I haven't had a chance to read Nassim Nicholas Taleb's book "The Black Swan: The Impact of The Highly Improbable" yet, but I thought that Niall Ferguson's piece in the Telegraph last week, on it and how it relates to the coverage of the Virgina Tech massacre, was pretty eye-opening. The key insight is that there is a human cognitive bias which prevents us from appreciating improbable events - we tend to conflate improbable with impossible - and we are also naturally predisposed towards creating narratives or "retrospective predictions" for such events. It's easy (or rather facile) to see *now* the sequence of events leading to Cho's rampage and it's an easy trap to fall into to (incorrectly) assume that this sequence should have been obvious before the massacre.

By chance a similar discussion about a "family annihilation" has been taking place here in Ireland: Adrian Dunne killed his two young daughters and his wife (the official line is that she wasn't herself involved with the planning and implementation of these killings) before hanging himself. Most of the debate centres around what could and should have been done by the authorities to prevent this tragedy: Dunne had visited a funeral home shortly before and had ordered four coffins and given detailed instructions for the funeral in the event that an "accident" took place. The popular, and in my view incorrect, assumption seems to be that this event was utterly predictable given the (now) compelling narrative leading up to it.


Online discussion ennui

I used to blog at Internet Commentator but have let that pretty much lapse. The principal reason for neglecting it was the overwhelming sense of ennui which had begun to descend (almost) every time I considered any kind of internet commentary, whether by blogging, or even just commenting on websites. This ennui stems from a growing awareness - thanks to discussions here and posts at blogs such as Overcoming Bias - of both my own capacity for bias and - from all sorts of online discussions - of how tenacious and irrationally held many entrenched beliefs are.

The key implication of the former insight is that it's worth checking for over-confidence in the correctness of your opinions and your assessment of the opinions and motivations of your opponents. It's not so much that I'm embarrassed by my blog postings between 2003 and 2006 but I have had cause to revise my opinions on some issues. I don't think that I was overly uncharitable to those with whom I disagreed and if anything my cynicism towards political "activists" has even deepened, but I do think I could have tried harder, say in the case of Iraq, to find the best possible argument against my position as opposed to taking on the median argument or a biased interpretation of a better argument.
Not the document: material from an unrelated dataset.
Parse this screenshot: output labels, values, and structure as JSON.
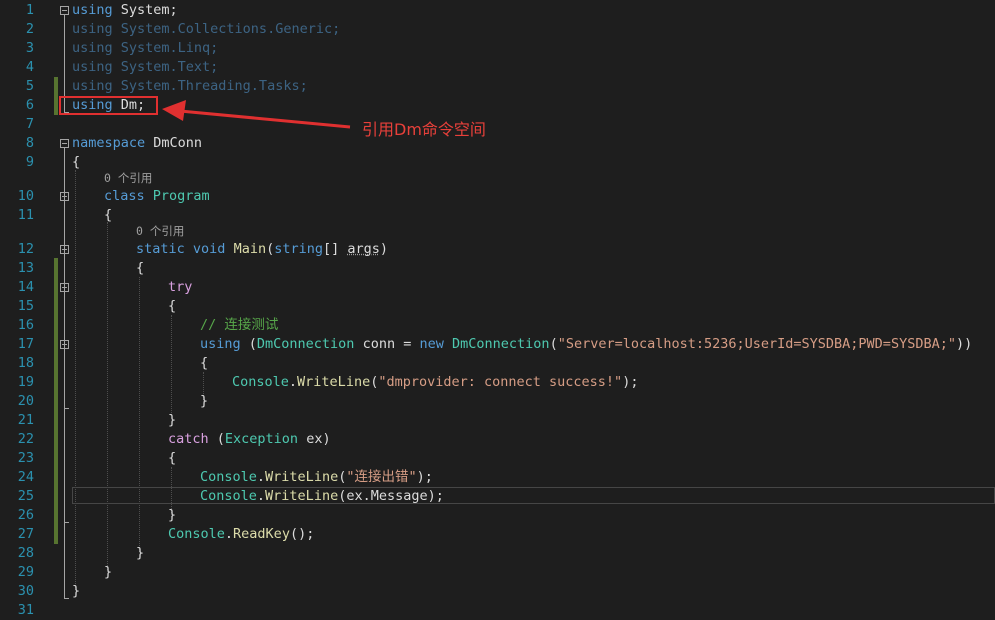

An implication of the latter insight is that most online discussions are futile and a wasteful use of precious time and energy. It's so easy to get sucked into a discussion, let it occupy a lot of your thinking and achieve nothing at the end of it save the pointless satisfaction of besting your opponent for the benefit of some hypothetical (and probably non-existent) "neutral" observer. It's not that I seek to restrict online discussions to an echo chamber populated by those with whom I already agree, far from it. It's just that I don't have any interested in getting sucked into debates with those who have entrenched opinions on the matter. Such entrenchment is mercifully rare here so I do hope to get involved.